‘Travel is not the bogeyman’ when it comes to Covid-19, Ryanair chief says
Eddie Wilson says airline not putting business interests ahead of public health
Ryanair check-in Area at Terminal 1 in Dublin Airport.
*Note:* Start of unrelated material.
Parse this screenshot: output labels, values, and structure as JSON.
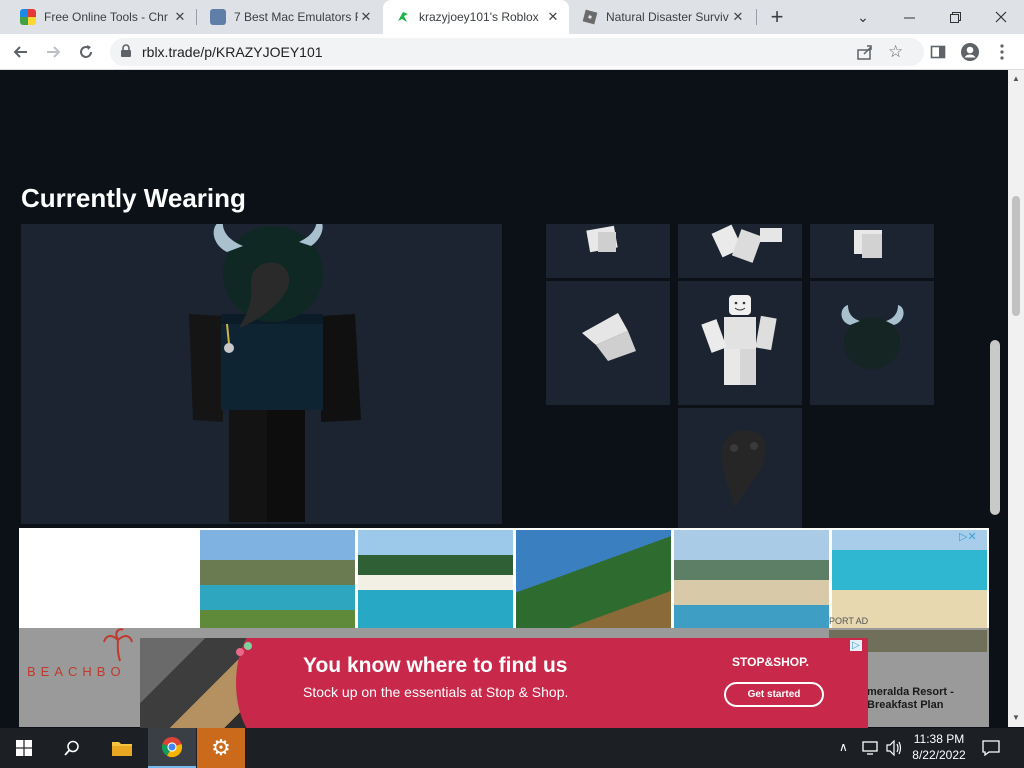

Photograph: Alan Betson
Ryanair is “absolutely not” putting its business interests ahead of public health concerns and “travel is not the bogeyman” when it comes to the spread of Covid-19, a top executive at the airline has said .
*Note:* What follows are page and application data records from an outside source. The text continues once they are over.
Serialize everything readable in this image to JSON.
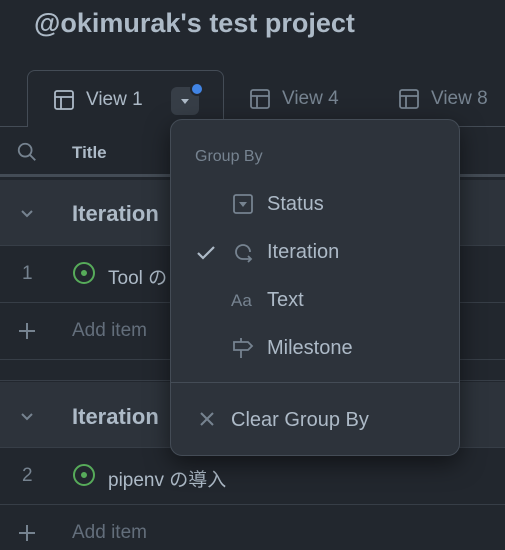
{
  "project": {
    "title": "@okimurak's test project"
  },
  "tabs": [
    {
      "label": "View 1",
      "active": true
    },
    {
      "label": "View 4",
      "active": false
    },
    {
      "label": "View 8",
      "active": false
    }
  ],
  "table": {
    "title_column": "Title",
    "groups": [
      {
        "label": "Iteration",
        "items": [
          {
            "number": "1",
            "title": "Tool の"
          }
        ],
        "add_label": "Add item"
      },
      {
        "label": "Iteration",
        "items": [
          {
            "number": "2",
            "title": "pipenv の導入"
          }
        ],
        "add_label": "Add item"
      }
    ]
  },
  "group_by_menu": {
    "heading": "Group By",
    "options": [
      {
        "label": "Status",
        "icon": "single-select-icon",
        "checked": false
      },
      {
        "label": "Iteration",
        "icon": "iterations-icon",
        "checked": true
      },
      {
        "label": "Text",
        "icon": "typography-icon",
        "checked": false
      },
      {
        "label": "Milestone",
        "icon": "milestone-icon",
        "checked": false
      }
    ],
    "clear_label": "Clear Group By"
  },
  "colors": {
    "background": "#22272e",
    "status_open": "#57ab5a",
    "notification_dot": "#4184e4"
  }
}
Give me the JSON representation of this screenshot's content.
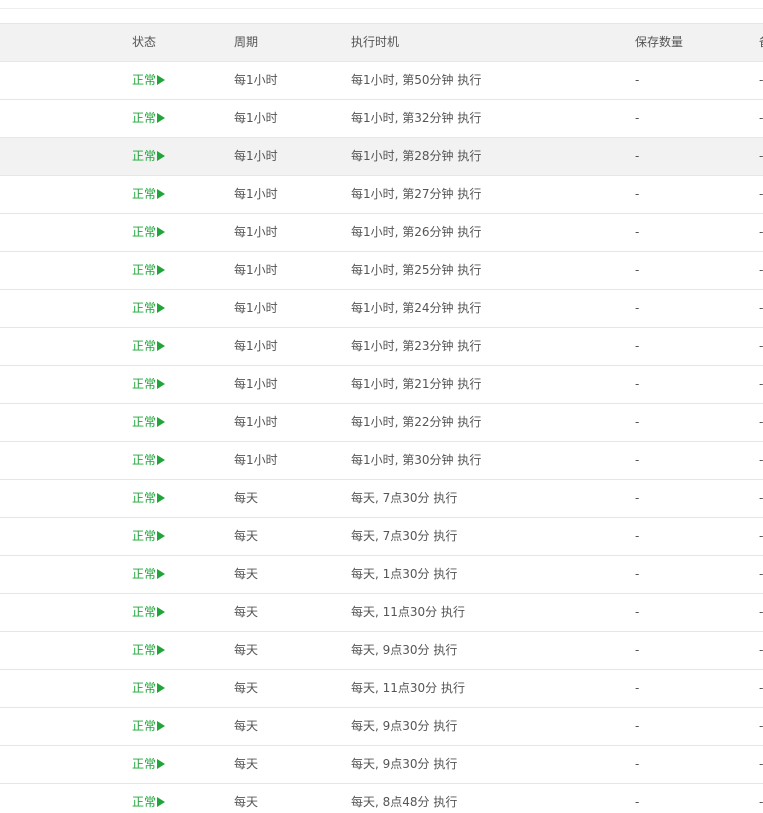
{
  "table": {
    "headers": {
      "status": "状态",
      "cycle": "周期",
      "exec_time": "执行时机",
      "keep_count": "保存数量",
      "op_partial": "备"
    },
    "rows": [
      {
        "status": "正常",
        "cycle": "每1小时",
        "exec_time": "每1小时, 第50分钟 执行",
        "keep_count": "-",
        "op": "-"
      },
      {
        "status": "正常",
        "cycle": "每1小时",
        "exec_time": "每1小时, 第32分钟 执行",
        "keep_count": "-",
        "op": "-"
      },
      {
        "status": "正常",
        "cycle": "每1小时",
        "exec_time": "每1小时, 第28分钟 执行",
        "keep_count": "-",
        "op": "-"
      },
      {
        "status": "正常",
        "cycle": "每1小时",
        "exec_time": "每1小时, 第27分钟 执行",
        "keep_count": "-",
        "op": "-"
      },
      {
        "status": "正常",
        "cycle": "每1小时",
        "exec_time": "每1小时, 第26分钟 执行",
        "keep_count": "-",
        "op": "-"
      },
      {
        "status": "正常",
        "cycle": "每1小时",
        "exec_time": "每1小时, 第25分钟 执行",
        "keep_count": "-",
        "op": "-"
      },
      {
        "status": "正常",
        "cycle": "每1小时",
        "exec_time": "每1小时, 第24分钟 执行",
        "keep_count": "-",
        "op": "-"
      },
      {
        "status": "正常",
        "cycle": "每1小时",
        "exec_time": "每1小时, 第23分钟 执行",
        "keep_count": "-",
        "op": "-"
      },
      {
        "status": "正常",
        "cycle": "每1小时",
        "exec_time": "每1小时, 第21分钟 执行",
        "keep_count": "-",
        "op": "-"
      },
      {
        "status": "正常",
        "cycle": "每1小时",
        "exec_time": "每1小时, 第22分钟 执行",
        "keep_count": "-",
        "op": "-"
      },
      {
        "status": "正常",
        "cycle": "每1小时",
        "exec_time": "每1小时, 第30分钟 执行",
        "keep_count": "-",
        "op": "-"
      },
      {
        "status": "正常",
        "cycle": "每天",
        "exec_time": "每天, 7点30分 执行",
        "keep_count": "-",
        "op": "-"
      },
      {
        "status": "正常",
        "cycle": "每天",
        "exec_time": "每天, 7点30分 执行",
        "keep_count": "-",
        "op": "-"
      },
      {
        "status": "正常",
        "cycle": "每天",
        "exec_time": "每天, 1点30分 执行",
        "keep_count": "-",
        "op": "-"
      },
      {
        "status": "正常",
        "cycle": "每天",
        "exec_time": "每天, 11点30分 执行",
        "keep_count": "-",
        "op": "-"
      },
      {
        "status": "正常",
        "cycle": "每天",
        "exec_time": "每天, 9点30分 执行",
        "keep_count": "-",
        "op": "-"
      },
      {
        "status": "正常",
        "cycle": "每天",
        "exec_time": "每天, 11点30分 执行",
        "keep_count": "-",
        "op": "-"
      },
      {
        "status": "正常",
        "cycle": "每天",
        "exec_time": "每天, 9点30分 执行",
        "keep_count": "-",
        "op": "-"
      },
      {
        "status": "正常",
        "cycle": "每天",
        "exec_time": "每天, 9点30分 执行",
        "keep_count": "-",
        "op": "-"
      },
      {
        "status": "正常",
        "cycle": "每天",
        "exec_time": "每天, 8点48分 执行",
        "keep_count": "-",
        "op": "-"
      }
    ]
  },
  "colors": {
    "status_ok": "#20a53a",
    "header_bg": "#f2f2f2",
    "row_hover_bg": "#f2f2f2",
    "border": "#e6e6e6"
  },
  "icons": {
    "status_action": "play-icon"
  }
}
The chief executive of Ryanair Dac, Eddie Wilson also insisted the airline was moving expeditiously to process refunds for millions of its customers and said the vast majority of refunds totaling €750m would be processed by the end of this month.
However, Mr Wilson refuse to say how much of that €750m would be returned to customers in cash and how much would come in the form of vouchers or rebooked flights.
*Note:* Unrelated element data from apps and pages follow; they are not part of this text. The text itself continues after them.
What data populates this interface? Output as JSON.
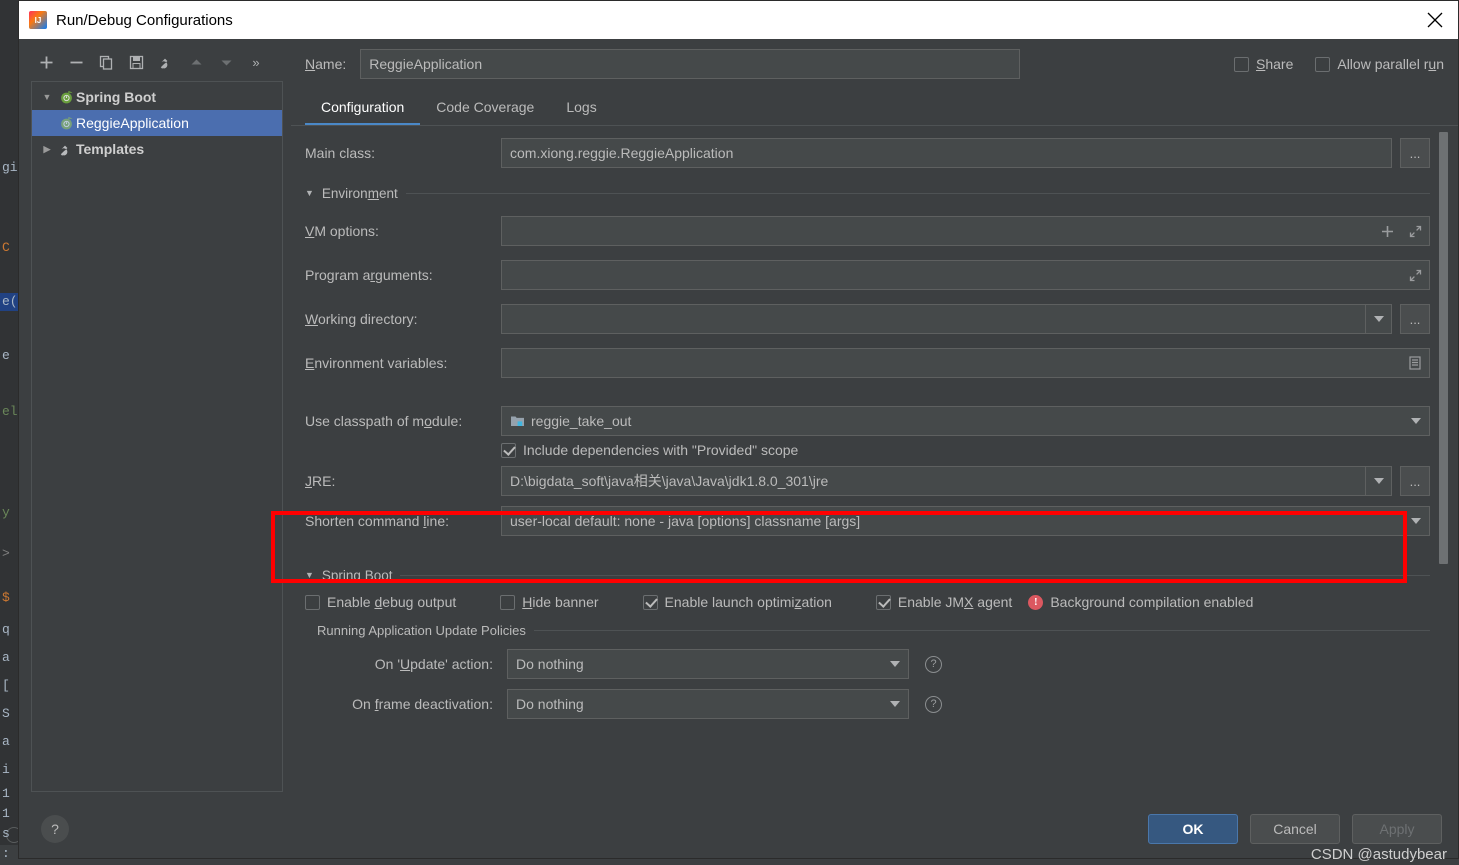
{
  "window": {
    "title": "Run/Debug Configurations",
    "logo_icon": "intellij-idea-logo",
    "close_icon": "close-icon"
  },
  "left_pane": {
    "toolbar": [
      {
        "name": "add-configuration-button",
        "icon": "plus-icon",
        "label": "+"
      },
      {
        "name": "remove-configuration-button",
        "icon": "minus-icon",
        "label": "−"
      },
      {
        "name": "copy-configuration-button",
        "icon": "copy-icon",
        "label": ""
      },
      {
        "name": "save-configuration-button",
        "icon": "save-icon",
        "label": ""
      },
      {
        "name": "edit-templates-button",
        "icon": "wrench-icon",
        "label": ""
      },
      {
        "name": "move-up-button",
        "icon": "arrow-up-icon",
        "label": ""
      },
      {
        "name": "move-down-button",
        "icon": "arrow-down-icon",
        "label": ""
      },
      {
        "name": "more-actions-button",
        "icon": "chevron-double-right-icon",
        "label": "»"
      }
    ],
    "tree": [
      {
        "label": "Spring Boot",
        "icon": "spring-boot-icon",
        "expanded": true,
        "type": "group",
        "selected": false
      },
      {
        "label": "ReggieApplication",
        "icon": "spring-boot-icon",
        "type": "child",
        "selected": true
      },
      {
        "label": "Templates",
        "icon": "wrench-icon",
        "expanded": false,
        "type": "group",
        "selected": false
      }
    ]
  },
  "header": {
    "name_label": "Name:",
    "name_value": "ReggieApplication",
    "share_label": "Share",
    "share_checked": false,
    "allow_parallel_label": "Allow parallel run",
    "allow_parallel_checked": false
  },
  "tabs": [
    {
      "label": "Configuration",
      "active": true
    },
    {
      "label": "Code Coverage",
      "active": false
    },
    {
      "label": "Logs",
      "active": false
    }
  ],
  "form": {
    "main_class_label": "Main class:",
    "main_class_value": "com.xiong.reggie.ReggieApplication",
    "browse_label": "...",
    "environment_section": "Environment",
    "vm_options_label": "VM options:",
    "vm_options_value": "",
    "program_arguments_label": "Program arguments:",
    "program_arguments_value": "",
    "working_directory_label": "Working directory:",
    "working_directory_value": "",
    "environment_variables_label": "Environment variables:",
    "environment_variables_value": "",
    "use_classpath_label": "Use classpath of module:",
    "use_classpath_value": "reggie_take_out",
    "include_dependencies_label": "Include dependencies with \"Provided\" scope",
    "include_dependencies_checked": true,
    "jre_label": "JRE:",
    "jre_value": "D:\\bigdata_soft\\java相关\\java\\Java\\jdk1.8.0_301\\jre",
    "shorten_cmd_label": "Shorten command line:",
    "shorten_cmd_value": "user-local default: none - java [options] classname [args]"
  },
  "spring_boot": {
    "section_label": "Spring Boot",
    "enable_debug_output_label": "Enable debug output",
    "enable_debug_output_checked": false,
    "hide_banner_label": "Hide banner",
    "hide_banner_checked": false,
    "enable_launch_optimization_label": "Enable launch optimization",
    "enable_launch_optimization_checked": true,
    "enable_jmx_agent_label": "Enable JMX agent",
    "enable_jmx_agent_checked": true,
    "background_warning_label": "Background compilation enabled",
    "warning_icon": "error-circle-icon",
    "update_policies_label": "Running Application Update Policies",
    "on_update_label": "On 'Update' action:",
    "on_update_value": "Do nothing",
    "on_frame_deactivation_label": "On frame deactivation:",
    "on_frame_deactivation_value": "Do nothing",
    "help_icon": "question-circle-icon"
  },
  "footer": {
    "help_label": "?",
    "ok_label": "OK",
    "cancel_label": "Cancel",
    "apply_label": "Apply",
    "apply_disabled": true
  },
  "annotation": {
    "highlight_color": "#ff0000"
  },
  "watermark": "CSDN @astudybear",
  "background_code": [
    "gi",
    "C",
    "e(",
    "e",
    "el",
    "y",
    ">",
    "$",
    "q",
    "a",
    "[",
    "S",
    "a",
    "i",
    "1",
    "1",
    "s",
    ":"
  ],
  "colors": {
    "dialog_bg": "#3c3f41",
    "field_bg": "#45494a",
    "accent": "#4a88c7",
    "selection": "#4b6eaf",
    "primary_button": "#365880",
    "warning": "#db5860",
    "text": "#bbbbbb"
  }
}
Mr Wilson once again castigated the Government for what he said was its “half baked quarantine” and he called for travel restrictions to be lifted for countries across the EU with, he suggested, the exception of Sweden.
He denied that he was making the call to protect Ryanair and pointed out that flights to and from the Island of Ireland amounted to around 8 per cent of its total business.
Instead he expressed concern for Irish tourism operators who, he warned, were facing bankruptcy unless visitors from overseas were allowed to travel to the country unimpeded by any Covid-19 related restrictions.
“Saying we are closed for business with this half-baked quarantine is not going to work,” Mr Wilson told RTÉ Radio One’s The Business with Richard Curran..
He acknowledged that the authorities and the country at large had “done a very good job” in bringing the spread of Covid-19 but said now was the time “to get back to business.”
Mr Wilson suggested that Ryanai flights in July and August were “fully booked” but when pressed as to whether they were recent bookings he admitted many people booked flights for the summer season “a lot earlier in the holiday curve” with most new bookings being made for the “shoulder season” autumn months.
He said he expected around 90 per cent of the customers impacted by the mass cancellations of recent months to have been accommodated in some form by the end of July with €750m worth of tickets processed “in a combination of flight changes, vouchers and cash refunds”.
When asked how much of the €750m would be issued in the cash refunds which all passengers are legally entitled to he said “we don’t break that out.”
He was also asked how air travel should be recommenced and said that “at a minimum Europe should be open” although he conceded that there might be exceptions like Sweden.
He suggested that other countries across the EU had contained the spread of the virus. “The rest of Europe is back to normal,” Mr Wilson said and he said there had been “no flare-ups” although he added that there were concerns around Lisbon and area in the eastern part of Catalonia.
He dismissed the “idea that travel is the bogeyman” and said there was “evidence” that people who were travelling abroad were doing so responsibly, wearing face masks and eating outdoors “and taking sensible precautions” although he did not provide the source of the evidence he referred to.
Mr Wilson’s calls for restrictions on international travel are unlikely to heeded by the authorities.
On Monday a green list of countries which the Government deems to be safe to travel is likely to be published although official advice against non-essential travel outside of the country will remain in place.
The list is not likely to be long and destinations which are popular amongst Irish tourists in the summer months are not likely to feature.
Dr Cillian De Gascun, chair of the expert advisory group to NPHET, said the typical destinations for Irish holidaymakers were “not at a safe level” right now.
A closely watched metric on the rate of infections in countries, which is collated by the European Centre for Disease Prevention and Control, shows that Spain, France, Portugal and Croatia have considerably higher numbers of coronavirus cases than Ireland.